- Routinely believing you know (due to your training, your work experience, or perhaps just your superior brain) what’s best for others. Unfortunately, this level of arrogance—not uncommonly rooted in the apparently unbearable worry that one has wasted their time and money on higher education and/or unintentionally harmed those they were charged with helping—leads people to crush personal autonomy and miss what’s right in front of them on the regular.
- Working in a role that (you at least believe) requires you to report the moment someone indicates they may be considering killing themself. This belief is often rooted in erroneous ideas about what it means to be a “mandated reporter,” liability concerns, and not wanting to be fired or face potential disciplinary action. It’s all often quite misguided, but all the more dangerous for how easily it is justified as “just doing my job.”

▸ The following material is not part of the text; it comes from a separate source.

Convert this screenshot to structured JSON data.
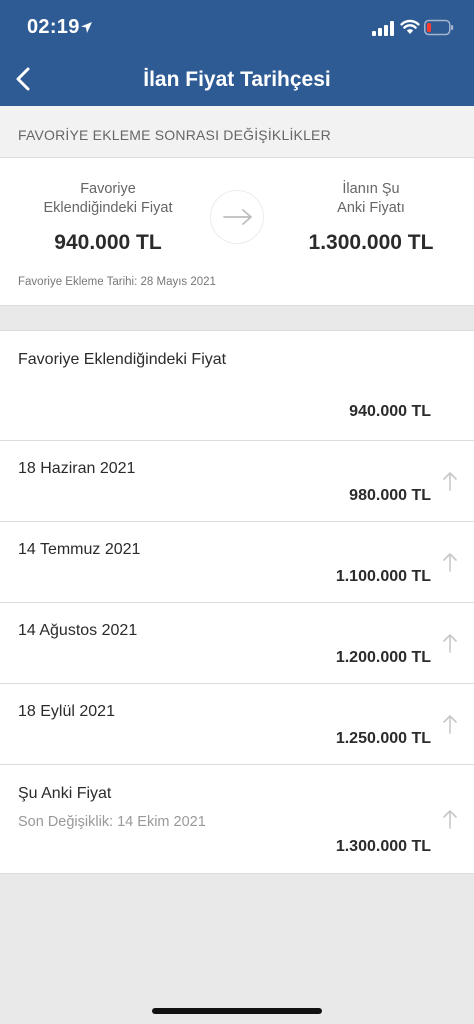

- Lack of access to other tools or time spent thinking of ways to speak about suicide beyond the most basic risk-assessment language. When someone hasn’t had a chance to unpack what they’ve been told, hasn’t been supported to understand the influences of systemic oppression and marginalization, and hasn’t been offered any other words or tools to explore… they tend to revert to what they (think they) already know. Effective or not.
And, while being overly confident that you know what’s best for others is high on the list above, conversely so is being wracked with a significant level of fear and uncertainty about what to do. Why? Because when we get afraid, it’s only natural that we fall back on the most concrete “what to dos” that let us feel like we’ve at least “done something” without leaving much space to evaluate how or why.
On the other hand, protective factors include:
- Adequate time to be present and not just pass someone down the line. Because you can be the most trustworthy, well-intended, anti-force-committed soul around, and it still makes it unlikely that the person to whom you make your “warm handoff” (gross!) will hold to the same standards.
- An already established commitment to avoiding coercive and force-laden acts, as well as a pre-established understanding of what constitutes a true “medical emergency.” Knowledge about the true impacts of force and coercion are not come by easily in this world. It takes work that cannot possibly be done when one is in the midst of what at least feels like a crisis. And, where medical emergency is concerned, should we care to assess the hospitals as to their efficacy in treating different conditions, we will consistently find that they do well in responding to overdoses and heart attacks. Quite well, in fact. But not so much for emotional distress of any kind.
- Prior work done and resources available to help the supporter to sit with their own fear rather than projecting it onto someone else. We are all caught in a society that tells us that the lines that separate the helped from the helpers is quite clear. That is a lie. And even when one is sitting most squarely in the “helper” role, everything challenging that comes up won’t be coming from the person they’re attempting to support. It is absolutely essential that each person learn to do their own work and find support resources for the fear that it is normal to have rise up in situations such as these. Otherwise, they’re all the more likely to make sweeping gestures to try and control what the other person does simply as a counterbalance to their own discomfort.
This idea of a risk assessment for providers is one that bears much more looking into, and is a project I hope to get to soon. In the meantime, when considering the seemingly simple question of whether or not to ask someone “Are you suicidal?” I hope we can at least find a way to simultaneously drive out the fear of talking about death that’s wrapped up in what might stop our mouths from forming around those words… while also finding better ways to be with and talk to one another all the same. It’s not that the question will cause suicide. It’s OK to ask some of the time. It’s just that we can do better than that. We have to.